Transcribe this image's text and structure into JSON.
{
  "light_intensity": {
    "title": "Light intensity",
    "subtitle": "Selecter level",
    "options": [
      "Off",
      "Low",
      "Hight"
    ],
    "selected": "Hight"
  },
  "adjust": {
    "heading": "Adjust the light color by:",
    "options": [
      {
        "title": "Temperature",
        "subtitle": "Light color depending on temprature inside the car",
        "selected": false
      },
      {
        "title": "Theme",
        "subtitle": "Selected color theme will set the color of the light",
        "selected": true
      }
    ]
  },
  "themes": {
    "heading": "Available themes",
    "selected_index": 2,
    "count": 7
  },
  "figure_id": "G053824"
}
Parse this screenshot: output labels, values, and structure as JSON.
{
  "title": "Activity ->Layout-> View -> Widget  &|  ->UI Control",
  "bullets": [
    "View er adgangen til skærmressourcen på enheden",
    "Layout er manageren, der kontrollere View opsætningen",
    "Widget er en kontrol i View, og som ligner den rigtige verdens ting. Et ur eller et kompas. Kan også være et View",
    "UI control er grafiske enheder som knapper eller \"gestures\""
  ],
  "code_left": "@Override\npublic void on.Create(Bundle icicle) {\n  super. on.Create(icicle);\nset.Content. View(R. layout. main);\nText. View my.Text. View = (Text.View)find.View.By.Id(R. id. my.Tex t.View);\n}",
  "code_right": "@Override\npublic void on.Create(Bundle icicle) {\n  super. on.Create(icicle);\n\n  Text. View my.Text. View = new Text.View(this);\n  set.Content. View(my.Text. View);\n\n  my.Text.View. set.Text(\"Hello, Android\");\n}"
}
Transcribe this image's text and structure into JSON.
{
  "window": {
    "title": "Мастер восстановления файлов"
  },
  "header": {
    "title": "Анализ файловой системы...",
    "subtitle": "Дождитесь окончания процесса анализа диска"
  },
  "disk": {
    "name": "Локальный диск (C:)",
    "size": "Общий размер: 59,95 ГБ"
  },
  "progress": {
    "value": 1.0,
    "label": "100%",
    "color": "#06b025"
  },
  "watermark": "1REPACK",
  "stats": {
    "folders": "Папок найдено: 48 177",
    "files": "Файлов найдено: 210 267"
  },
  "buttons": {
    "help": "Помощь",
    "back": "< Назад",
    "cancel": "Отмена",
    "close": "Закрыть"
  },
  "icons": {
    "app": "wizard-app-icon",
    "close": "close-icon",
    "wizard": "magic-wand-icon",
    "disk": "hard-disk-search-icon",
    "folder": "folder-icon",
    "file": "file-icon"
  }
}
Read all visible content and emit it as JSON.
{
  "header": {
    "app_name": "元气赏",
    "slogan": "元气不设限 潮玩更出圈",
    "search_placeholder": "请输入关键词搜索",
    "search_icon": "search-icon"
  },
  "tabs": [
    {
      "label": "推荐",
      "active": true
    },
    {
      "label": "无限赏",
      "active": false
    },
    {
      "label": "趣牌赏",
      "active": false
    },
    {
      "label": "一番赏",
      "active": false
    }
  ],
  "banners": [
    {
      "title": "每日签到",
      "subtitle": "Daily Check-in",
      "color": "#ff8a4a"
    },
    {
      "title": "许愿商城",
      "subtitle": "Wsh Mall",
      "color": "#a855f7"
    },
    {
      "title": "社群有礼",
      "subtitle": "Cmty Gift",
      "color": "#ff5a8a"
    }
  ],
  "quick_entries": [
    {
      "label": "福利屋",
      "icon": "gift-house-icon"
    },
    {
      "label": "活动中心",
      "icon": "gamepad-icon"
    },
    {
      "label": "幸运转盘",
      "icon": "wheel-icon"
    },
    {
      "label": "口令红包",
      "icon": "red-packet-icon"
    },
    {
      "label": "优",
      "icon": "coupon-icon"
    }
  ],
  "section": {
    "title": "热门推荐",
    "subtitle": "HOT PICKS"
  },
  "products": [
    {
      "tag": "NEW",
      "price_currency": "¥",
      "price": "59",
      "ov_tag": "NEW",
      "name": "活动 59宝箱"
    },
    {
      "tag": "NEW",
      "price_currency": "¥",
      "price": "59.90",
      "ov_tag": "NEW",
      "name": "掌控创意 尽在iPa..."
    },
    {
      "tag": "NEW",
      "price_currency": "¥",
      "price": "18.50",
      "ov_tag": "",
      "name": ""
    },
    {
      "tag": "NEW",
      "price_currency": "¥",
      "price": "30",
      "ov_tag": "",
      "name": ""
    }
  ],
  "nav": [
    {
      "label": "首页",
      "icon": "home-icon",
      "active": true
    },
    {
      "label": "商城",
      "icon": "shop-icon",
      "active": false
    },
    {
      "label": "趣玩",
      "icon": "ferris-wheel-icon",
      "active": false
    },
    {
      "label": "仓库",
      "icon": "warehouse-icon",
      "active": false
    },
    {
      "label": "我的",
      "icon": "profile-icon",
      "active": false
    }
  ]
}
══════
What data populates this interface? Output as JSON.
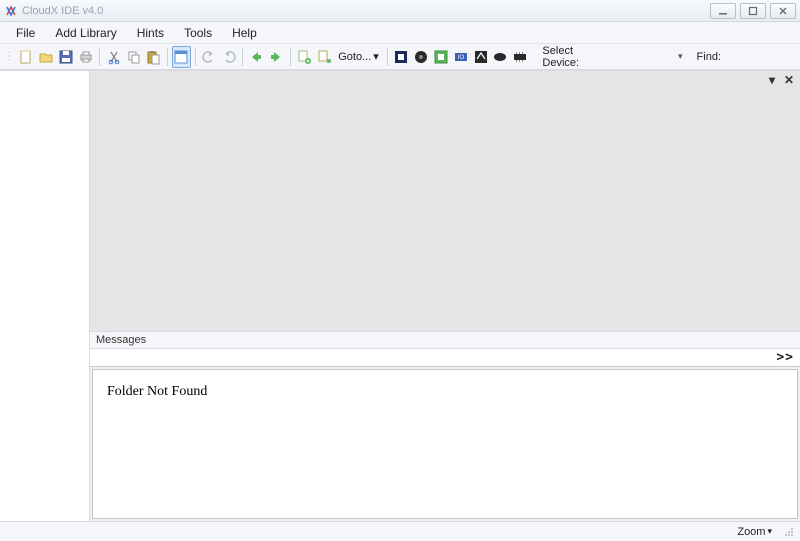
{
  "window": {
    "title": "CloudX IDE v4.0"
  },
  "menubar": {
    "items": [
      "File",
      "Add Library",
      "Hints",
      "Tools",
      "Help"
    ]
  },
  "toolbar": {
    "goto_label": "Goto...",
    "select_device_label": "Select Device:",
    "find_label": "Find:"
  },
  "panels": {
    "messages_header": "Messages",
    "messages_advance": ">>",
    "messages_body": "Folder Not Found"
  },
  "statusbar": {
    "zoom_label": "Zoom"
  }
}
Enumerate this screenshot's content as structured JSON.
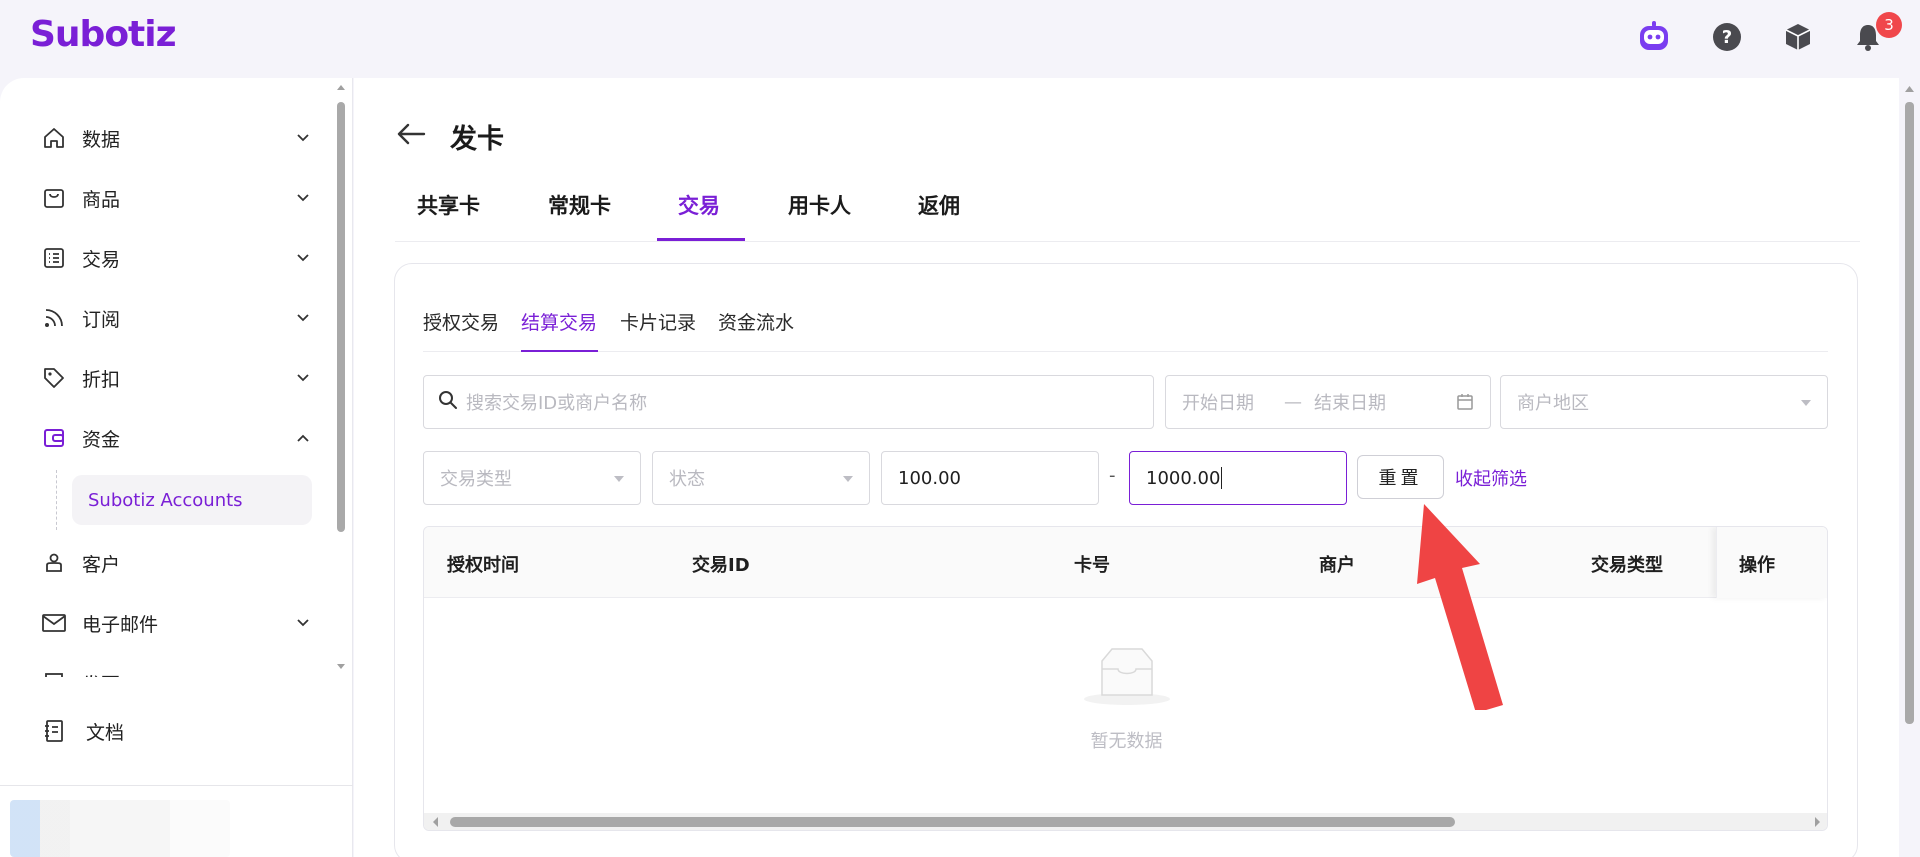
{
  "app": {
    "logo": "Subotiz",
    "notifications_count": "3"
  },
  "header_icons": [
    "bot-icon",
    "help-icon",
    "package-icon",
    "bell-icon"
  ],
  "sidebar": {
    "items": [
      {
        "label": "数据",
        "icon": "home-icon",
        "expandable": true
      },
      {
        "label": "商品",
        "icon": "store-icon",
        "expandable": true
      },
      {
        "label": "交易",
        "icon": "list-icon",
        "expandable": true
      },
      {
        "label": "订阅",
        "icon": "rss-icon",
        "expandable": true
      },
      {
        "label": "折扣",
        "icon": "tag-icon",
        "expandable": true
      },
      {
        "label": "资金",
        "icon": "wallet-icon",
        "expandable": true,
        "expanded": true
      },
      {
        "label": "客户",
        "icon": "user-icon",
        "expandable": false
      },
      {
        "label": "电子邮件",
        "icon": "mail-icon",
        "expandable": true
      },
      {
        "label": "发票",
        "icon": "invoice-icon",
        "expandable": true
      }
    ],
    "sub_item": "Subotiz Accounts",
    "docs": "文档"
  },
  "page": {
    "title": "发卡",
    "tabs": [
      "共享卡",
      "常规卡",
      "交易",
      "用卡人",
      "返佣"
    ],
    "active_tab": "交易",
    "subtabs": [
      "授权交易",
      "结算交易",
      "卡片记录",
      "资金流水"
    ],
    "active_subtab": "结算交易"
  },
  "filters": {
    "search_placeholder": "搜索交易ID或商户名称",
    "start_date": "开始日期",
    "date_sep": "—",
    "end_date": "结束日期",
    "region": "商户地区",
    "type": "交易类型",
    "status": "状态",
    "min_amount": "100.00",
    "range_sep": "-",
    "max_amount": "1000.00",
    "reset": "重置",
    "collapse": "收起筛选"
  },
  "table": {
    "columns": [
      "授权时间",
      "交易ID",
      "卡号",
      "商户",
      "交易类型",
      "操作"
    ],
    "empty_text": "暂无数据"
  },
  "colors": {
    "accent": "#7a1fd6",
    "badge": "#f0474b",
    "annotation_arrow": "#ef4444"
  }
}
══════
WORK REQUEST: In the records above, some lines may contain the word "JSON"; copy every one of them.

SOLUTION TO THE EXERCISE:
Transcribe this image's text and structure into JSON.
Parse this screenshot: output labels, values, and structure as JSON.
Transcribe this image's text and structure into JSON.
Read all visible content and emit it as JSON.
What data populates this interface? Output as JSON.
Enumerate this screenshot's content as structured JSON.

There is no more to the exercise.